Carbohydrates and Fiber
Nutritionally balanced diets for dogs include at least 50 percent carbohydrates with 2.5 percent to 4.5 percent of fiber, according to the NAS. Carbohydrates should include plant foods, legumes, and cereal grains such as rice, oats and barley. Wheat products in the diet can cause weight gain, and many dogs are allergic to wheat products. If your Miniature Schnauzer develops skin problems and you suspect food allergies, it may be best to avoid dog foods that contain wheat products.
Meat fat and fats derived from nuts or seeds provide fats and fatty acids in a dog's diet. Fats give dogs energy, carry vitamins throughout the body, and help cells function. Fats also prevent dry, flaky skin and help keep the skin and fur healthy. Omega-3 fatty acids improve eye function and learning abilities. Fats also enhance the flavor of the food. Fats should be 5 percent of a dog's diet, according to the NAS. Fish oil or olive oil may be added to a dog’s food to supplement the dog's intake of fats. However, Miniature Schnauzers have high levels of lipoproteins in their blood and are prone to pancreatitis, an inflammation of the pancreas that can be brought on by high fats in the diet. One high-fat meal can trigger the problem, so Miniature Schnauzers should be kept strictly on their normal diet and not be fed table scraps. To prevent onset of pancreatitis, it is important that miniature schnauzers not be fed high-fat diets and not be allowed to become obese.
Just as humans do, dogs need calcium and vitamin D for strong bones and teeth.

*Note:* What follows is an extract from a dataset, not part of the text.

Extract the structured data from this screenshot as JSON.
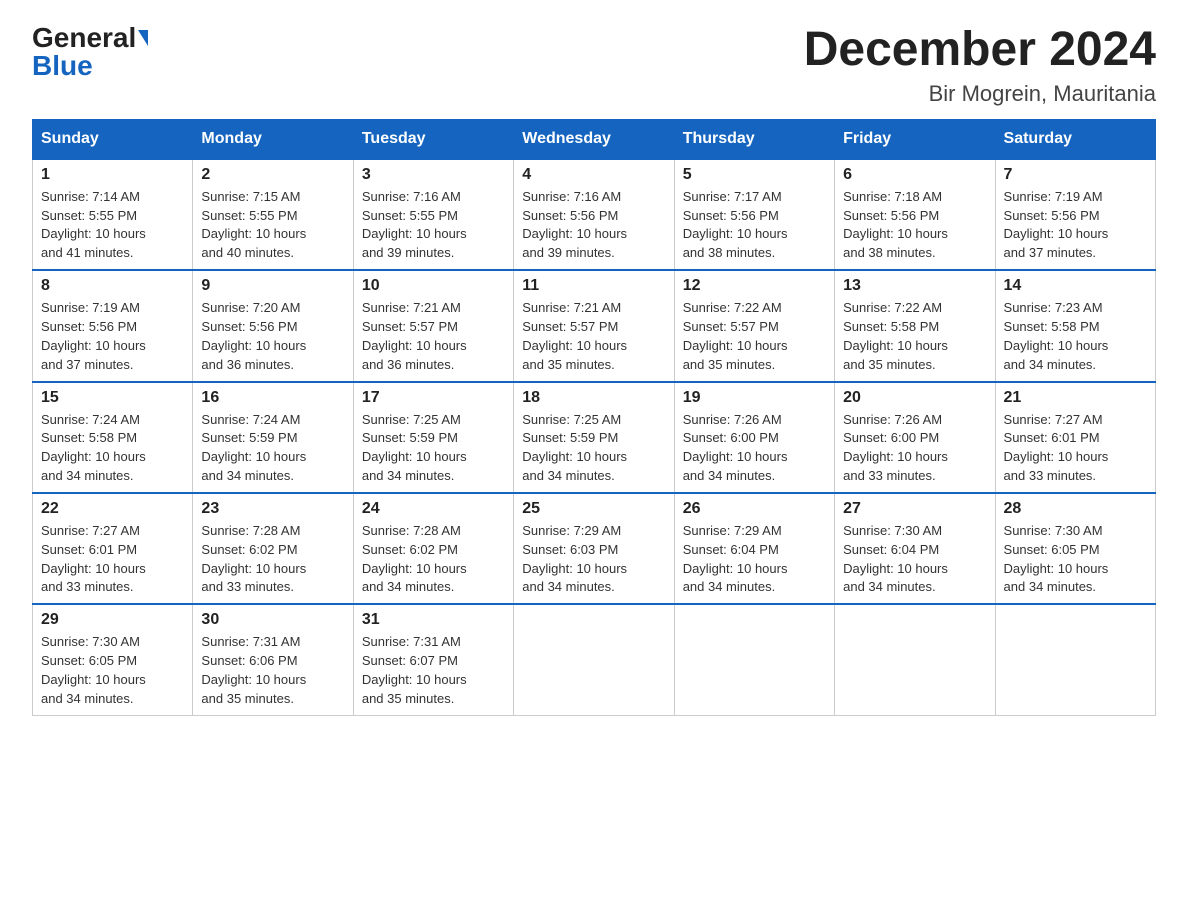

Use small bits of cheese rather than commercially prepared dog treats as rewards for your Miniature Schnauzer to add calcium to the diet. Male miniature schnauzers are prone to Oxylate stones in their bladders, which form from high calcium levels. Add only small amounts of calcium to their diets.
Divide your Miniature Schnauzer's daily ration into two meals per day, and provide clean, fresh water throughout the day. Miniature Schnauzers are an ideal weight when you can feel their ribs and see a waistline behind the ribs. Decrease the daily food amount if you cannot feel the ribs, and increase the food amount if the ribs are visible.
Sodium can increase the risk of bladder stones, which are common in Miniature Schnauzers. Avoid foods containing sodium when preparing meals for Miniature Schnauzers.
References & Resources
This information is for informational purposes only and is not meant as a substitute for the professional advice of, or diagnosis or treatment by, your veterinarian. Always seek the advice of your veterinarian or other qualified professional with any questions you may have regarding a medical condition. Never disregard or delay seeking professional advice due to what you may have read on our website.